* _Action item_:
Restate the records below word for word, leaving nothing out.

* _Provided information_:

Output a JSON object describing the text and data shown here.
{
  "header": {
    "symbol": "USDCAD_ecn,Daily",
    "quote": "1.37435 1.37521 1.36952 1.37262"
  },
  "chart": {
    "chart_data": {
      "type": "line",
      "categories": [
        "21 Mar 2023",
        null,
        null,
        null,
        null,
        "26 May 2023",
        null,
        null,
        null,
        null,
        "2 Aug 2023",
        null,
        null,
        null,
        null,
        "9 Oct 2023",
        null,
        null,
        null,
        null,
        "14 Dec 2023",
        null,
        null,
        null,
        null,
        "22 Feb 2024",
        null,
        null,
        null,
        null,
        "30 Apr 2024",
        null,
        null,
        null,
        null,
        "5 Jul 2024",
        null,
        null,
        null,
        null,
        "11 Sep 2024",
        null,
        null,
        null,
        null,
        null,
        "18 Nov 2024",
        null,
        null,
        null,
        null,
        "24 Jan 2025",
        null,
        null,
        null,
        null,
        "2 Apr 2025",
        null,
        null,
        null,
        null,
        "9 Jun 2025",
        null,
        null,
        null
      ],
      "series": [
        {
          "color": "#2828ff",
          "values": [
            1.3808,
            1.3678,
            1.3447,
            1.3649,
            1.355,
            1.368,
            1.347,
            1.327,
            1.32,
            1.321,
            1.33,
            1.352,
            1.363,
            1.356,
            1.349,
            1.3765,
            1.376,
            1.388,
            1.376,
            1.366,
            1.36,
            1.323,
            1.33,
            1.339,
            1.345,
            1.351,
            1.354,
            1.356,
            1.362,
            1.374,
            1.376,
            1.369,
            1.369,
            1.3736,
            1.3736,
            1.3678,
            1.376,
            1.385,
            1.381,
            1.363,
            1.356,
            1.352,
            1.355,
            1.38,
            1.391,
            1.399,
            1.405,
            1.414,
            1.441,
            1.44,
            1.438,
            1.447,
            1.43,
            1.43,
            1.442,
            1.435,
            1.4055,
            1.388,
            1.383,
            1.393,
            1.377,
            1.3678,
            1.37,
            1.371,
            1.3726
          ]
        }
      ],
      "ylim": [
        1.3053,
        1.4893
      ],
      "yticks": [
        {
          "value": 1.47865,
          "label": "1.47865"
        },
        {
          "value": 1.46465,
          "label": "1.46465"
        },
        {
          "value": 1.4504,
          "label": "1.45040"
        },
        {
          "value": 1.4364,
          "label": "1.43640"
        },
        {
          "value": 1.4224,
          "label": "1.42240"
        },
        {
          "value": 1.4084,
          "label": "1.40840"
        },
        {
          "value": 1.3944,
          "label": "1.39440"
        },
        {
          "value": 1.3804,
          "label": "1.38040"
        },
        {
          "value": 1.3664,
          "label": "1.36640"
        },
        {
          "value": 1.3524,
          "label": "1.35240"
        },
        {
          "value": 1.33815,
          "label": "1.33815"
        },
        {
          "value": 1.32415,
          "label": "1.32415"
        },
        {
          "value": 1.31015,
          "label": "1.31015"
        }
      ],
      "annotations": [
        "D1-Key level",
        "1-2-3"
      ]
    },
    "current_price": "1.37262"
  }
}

* _Expected output_:
Output a JSON object describing the text and data shown here.
{
  "header": {
    "symbol": "USDCAD_ecn,Daily",
    "quote": "1.37435 1.37521 1.36952 1.37262"
  },
  "chart": {
    "chart_data": {
      "type": "line",
      "categories": [
        "21 Mar 2023",
        null,
        null,
        null,
        null,
        "26 May 2023",
        null,
        null,
        null,
        null,
        "2 Aug 2023",
        null,
        null,
        null,
        null,
        "9 Oct 2023",
        null,
        null,
        null,
        null,
        "14 Dec 2023",
        null,
        null,
        null,
        null,
        "22 Feb 2024",
        null,
        null,
        null,
        null,
        "30 Apr 2024",
        null,
        null,
        null,
        null,
        "5 Jul 2024",
        null,
        null,
        null,
        null,
        "11 Sep 2024",
        null,
        null,
        null,
        null,
        null,
        "18 Nov 2024",
        null,
        null,
        null,
        null,
        "24 Jan 2025",
        null,
        null,
        null,
        null,
        "2 Apr 2025",
        null,
        null,
        null,
        null,
        "9 Jun 2025",
        null,
        null,
        null
      ],
      "series": [
        {
          "color": "#2828ff",
          "values": [
            1.3808,
            1.3678,
            1.3447,
            1.3649,
            1.355,
            1.368,
            1.347,
            1.327,
            1.32,
            1.321,
            1.33,
            1.352,
            1.363,
            1.356,
            1.349,
            1.3765,
            1.376,
            1.388,
            1.376,
            1.366,
            1.36,
            1.323,
            1.33,
            1.339,
            1.345,
            1.351,
            1.354,
            1.356,
            1.362,
            1.374,
            1.376,
            1.369,
            1.369,
            1.3736,
            1.3736,
            1.3678,
            1.376,
            1.385,
            1.381,
            1.363,
            1.356,
            1.352,
            1.355,
            1.38,
            1.391,
            1.399,
            1.405,
            1.414,
            1.441,
            1.44,
            1.438,
            1.447,
            1.43,
            1.43,
            1.442,
            1.435,
            1.4055,
            1.388,
            1.383,
            1.393,
            1.377,
            1.3678,
            1.37,
            1.371,
            1.3726
          ]
        }
      ],
      "ylim": [
        1.3053,
        1.4893
      ],
      "yticks": [
        {
          "value": 1.47865,
          "label": "1.47865"
        },
        {
          "value": 1.46465,
          "label": "1.46465"
        },
        {
          "value": 1.4504,
          "label": "1.45040"
        },
        {
          "value": 1.4364,
          "label": "1.43640"
        },
        {
          "value": 1.4224,
          "label": "1.42240"
        },
        {
          "value": 1.4084,
          "label": "1.40840"
        },
        {
          "value": 1.3944,
          "label": "1.39440"
        },
        {
          "value": 1.3804,
          "label": "1.38040"
        },
        {
          "value": 1.3664,
          "label": "1.36640"
        },
        {
          "value": 1.3524,
          "label": "1.35240"
        },
        {
          "value": 1.33815,
          "label": "1.33815"
        },
        {
          "value": 1.32415,
          "label": "1.32415"
        },
        {
          "value": 1.31015,
          "label": "1.31015"
        }
      ],
      "annotations": [
        "D1-Key level",
        "1-2-3"
      ]
    },
    "current_price": "1.37262"
  }
}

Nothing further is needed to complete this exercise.